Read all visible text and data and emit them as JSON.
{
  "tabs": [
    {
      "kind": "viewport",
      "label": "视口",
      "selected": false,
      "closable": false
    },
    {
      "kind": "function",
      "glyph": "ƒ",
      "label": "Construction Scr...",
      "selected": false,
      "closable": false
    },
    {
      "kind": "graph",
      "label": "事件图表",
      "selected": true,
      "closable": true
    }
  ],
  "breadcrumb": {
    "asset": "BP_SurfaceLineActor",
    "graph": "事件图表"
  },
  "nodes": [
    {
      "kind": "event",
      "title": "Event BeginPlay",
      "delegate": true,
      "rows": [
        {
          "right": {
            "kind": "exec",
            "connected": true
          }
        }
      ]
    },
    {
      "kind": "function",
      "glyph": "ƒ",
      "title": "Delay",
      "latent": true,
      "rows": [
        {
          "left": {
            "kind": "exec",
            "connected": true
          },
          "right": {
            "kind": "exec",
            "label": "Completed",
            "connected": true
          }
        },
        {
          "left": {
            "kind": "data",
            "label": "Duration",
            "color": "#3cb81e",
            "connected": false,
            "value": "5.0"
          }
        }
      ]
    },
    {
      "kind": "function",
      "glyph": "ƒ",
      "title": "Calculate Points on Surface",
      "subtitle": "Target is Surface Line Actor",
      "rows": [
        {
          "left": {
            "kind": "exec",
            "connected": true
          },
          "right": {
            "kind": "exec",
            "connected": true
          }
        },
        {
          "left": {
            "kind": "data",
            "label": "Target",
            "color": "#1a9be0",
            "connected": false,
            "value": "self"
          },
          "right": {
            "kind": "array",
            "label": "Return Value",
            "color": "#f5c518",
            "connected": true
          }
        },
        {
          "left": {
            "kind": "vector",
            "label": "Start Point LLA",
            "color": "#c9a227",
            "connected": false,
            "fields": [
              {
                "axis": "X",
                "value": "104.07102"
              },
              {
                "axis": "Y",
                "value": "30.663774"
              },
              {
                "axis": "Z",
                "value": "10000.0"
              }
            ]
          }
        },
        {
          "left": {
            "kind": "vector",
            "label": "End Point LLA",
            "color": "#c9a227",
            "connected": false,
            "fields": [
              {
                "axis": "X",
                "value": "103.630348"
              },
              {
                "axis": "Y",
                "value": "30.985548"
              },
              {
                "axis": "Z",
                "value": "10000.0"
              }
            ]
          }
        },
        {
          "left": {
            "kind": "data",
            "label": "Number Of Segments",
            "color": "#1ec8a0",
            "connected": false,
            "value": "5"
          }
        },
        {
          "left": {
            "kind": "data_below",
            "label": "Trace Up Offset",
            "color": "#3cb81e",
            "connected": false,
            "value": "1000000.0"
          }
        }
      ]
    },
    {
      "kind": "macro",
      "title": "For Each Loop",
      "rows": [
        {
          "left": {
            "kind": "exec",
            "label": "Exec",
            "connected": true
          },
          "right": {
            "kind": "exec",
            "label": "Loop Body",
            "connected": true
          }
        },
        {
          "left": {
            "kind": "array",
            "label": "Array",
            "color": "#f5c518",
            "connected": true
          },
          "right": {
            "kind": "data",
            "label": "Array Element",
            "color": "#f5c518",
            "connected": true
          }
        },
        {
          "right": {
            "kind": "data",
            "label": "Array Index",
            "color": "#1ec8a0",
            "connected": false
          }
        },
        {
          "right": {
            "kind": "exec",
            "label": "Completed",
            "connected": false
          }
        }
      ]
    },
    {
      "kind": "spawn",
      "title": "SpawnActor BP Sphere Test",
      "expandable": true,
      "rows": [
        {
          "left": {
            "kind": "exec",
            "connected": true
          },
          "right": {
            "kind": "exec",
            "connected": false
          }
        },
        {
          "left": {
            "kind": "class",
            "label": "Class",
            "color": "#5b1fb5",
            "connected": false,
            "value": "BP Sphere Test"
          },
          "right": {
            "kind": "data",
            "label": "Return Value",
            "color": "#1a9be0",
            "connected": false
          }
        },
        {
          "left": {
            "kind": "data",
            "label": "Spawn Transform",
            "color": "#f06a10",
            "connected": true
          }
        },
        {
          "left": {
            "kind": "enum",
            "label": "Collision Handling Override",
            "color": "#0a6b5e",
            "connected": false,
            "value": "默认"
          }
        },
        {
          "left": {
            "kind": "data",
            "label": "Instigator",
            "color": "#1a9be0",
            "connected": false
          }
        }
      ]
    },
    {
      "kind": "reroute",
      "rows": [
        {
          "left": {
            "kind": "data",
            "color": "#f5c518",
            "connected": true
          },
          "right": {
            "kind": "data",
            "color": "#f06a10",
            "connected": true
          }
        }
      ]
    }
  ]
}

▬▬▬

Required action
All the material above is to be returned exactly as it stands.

Answer space
Read all visible text and data and emit them as JSON.
{
  "tabs": [
    {
      "kind": "viewport",
      "label": "视口",
      "selected": false,
      "closable": false
    },
    {
      "kind": "function",
      "glyph": "ƒ",
      "label": "Construction Scr...",
      "selected": false,
      "closable": false
    },
    {
      "kind": "graph",
      "label": "事件图表",
      "selected": true,
      "closable": true
    }
  ],
  "breadcrumb": {
    "asset": "BP_SurfaceLineActor",
    "graph": "事件图表"
  },
  "nodes": [
    {
      "kind": "event",
      "title": "Event BeginPlay",
      "delegate": true,
      "rows": [
        {
          "right": {
            "kind": "exec",
            "connected": true
          }
        }
      ]
    },
    {
      "kind": "function",
      "glyph": "ƒ",
      "title": "Delay",
      "latent": true,
      "rows": [
        {
          "left": {
            "kind": "exec",
            "connected": true
          },
          "right": {
            "kind": "exec",
            "label": "Completed",
            "connected": true
          }
        },
        {
          "left": {
            "kind": "data",
            "label": "Duration",
            "color": "#3cb81e",
            "connected": false,
            "value": "5.0"
          }
        }
      ]
    },
    {
      "kind": "function",
      "glyph": "ƒ",
      "title": "Calculate Points on Surface",
      "subtitle": "Target is Surface Line Actor",
      "rows": [
        {
          "left": {
            "kind": "exec",
            "connected": true
          },
          "right": {
            "kind": "exec",
            "connected": true
          }
        },
        {
          "left": {
            "kind": "data",
            "label": "Target",
            "color": "#1a9be0",
            "connected": false,
            "value": "self"
          },
          "right": {
            "kind": "array",
            "label": "Return Value",
            "color": "#f5c518",
            "connected": true
          }
        },
        {
          "left": {
            "kind": "vector",
            "label": "Start Point LLA",
            "color": "#c9a227",
            "connected": false,
            "fields": [
              {
                "axis": "X",
                "value": "104.07102"
              },
              {
                "axis": "Y",
                "value": "30.663774"
              },
              {
                "axis": "Z",
                "value": "10000.0"
              }
            ]
          }
        },
        {
          "left": {
            "kind": "vector",
            "label": "End Point LLA",
            "color": "#c9a227",
            "connected": false,
            "fields": [
              {
                "axis": "X",
                "value": "103.630348"
              },
              {
                "axis": "Y",
                "value": "30.985548"
              },
              {
                "axis": "Z",
                "value": "10000.0"
              }
            ]
          }
        },
        {
          "left": {
            "kind": "data",
            "label": "Number Of Segments",
            "color": "#1ec8a0",
            "connected": false,
            "value": "5"
          }
        },
        {
          "left": {
            "kind": "data_below",
            "label": "Trace Up Offset",
            "color": "#3cb81e",
            "connected": false,
            "value": "1000000.0"
          }
        }
      ]
    },
    {
      "kind": "macro",
      "title": "For Each Loop",
      "rows": [
        {
          "left": {
            "kind": "exec",
            "label": "Exec",
            "connected": true
          },
          "right": {
            "kind": "exec",
            "label": "Loop Body",
            "connected": true
          }
        },
        {
          "left": {
            "kind": "array",
            "label": "Array",
            "color": "#f5c518",
            "connected": true
          },
          "right": {
            "kind": "data",
            "label": "Array Element",
            "color": "#f5c518",
            "connected": true
          }
        },
        {
          "right": {
            "kind": "data",
            "label": "Array Index",
            "color": "#1ec8a0",
            "connected": false
          }
        },
        {
          "right": {
            "kind": "exec",
            "label": "Completed",
            "connected": false
          }
        }
      ]
    },
    {
      "kind": "spawn",
      "title": "SpawnActor BP Sphere Test",
      "expandable": true,
      "rows": [
        {
          "left": {
            "kind": "exec",
            "connected": true
          },
          "right": {
            "kind": "exec",
            "connected": false
          }
        },
        {
          "left": {
            "kind": "class",
            "label": "Class",
            "color": "#5b1fb5",
            "connected": false,
            "value": "BP Sphere Test"
          },
          "right": {
            "kind": "data",
            "label": "Return Value",
            "color": "#1a9be0",
            "connected": false
          }
        },
        {
          "left": {
            "kind": "data",
            "label": "Spawn Transform",
            "color": "#f06a10",
            "connected": true
          }
        },
        {
          "left": {
            "kind": "enum",
            "label": "Collision Handling Override",
            "color": "#0a6b5e",
            "connected": false,
            "value": "默认"
          }
        },
        {
          "left": {
            "kind": "data",
            "label": "Instigator",
            "color": "#1a9be0",
            "connected": false
          }
        }
      ]
    },
    {
      "kind": "reroute",
      "rows": [
        {
          "left": {
            "kind": "data",
            "color": "#f5c518",
            "connected": true
          },
          "right": {
            "kind": "data",
            "color": "#f06a10",
            "connected": true
          }
        }
      ]
    }
  ]
}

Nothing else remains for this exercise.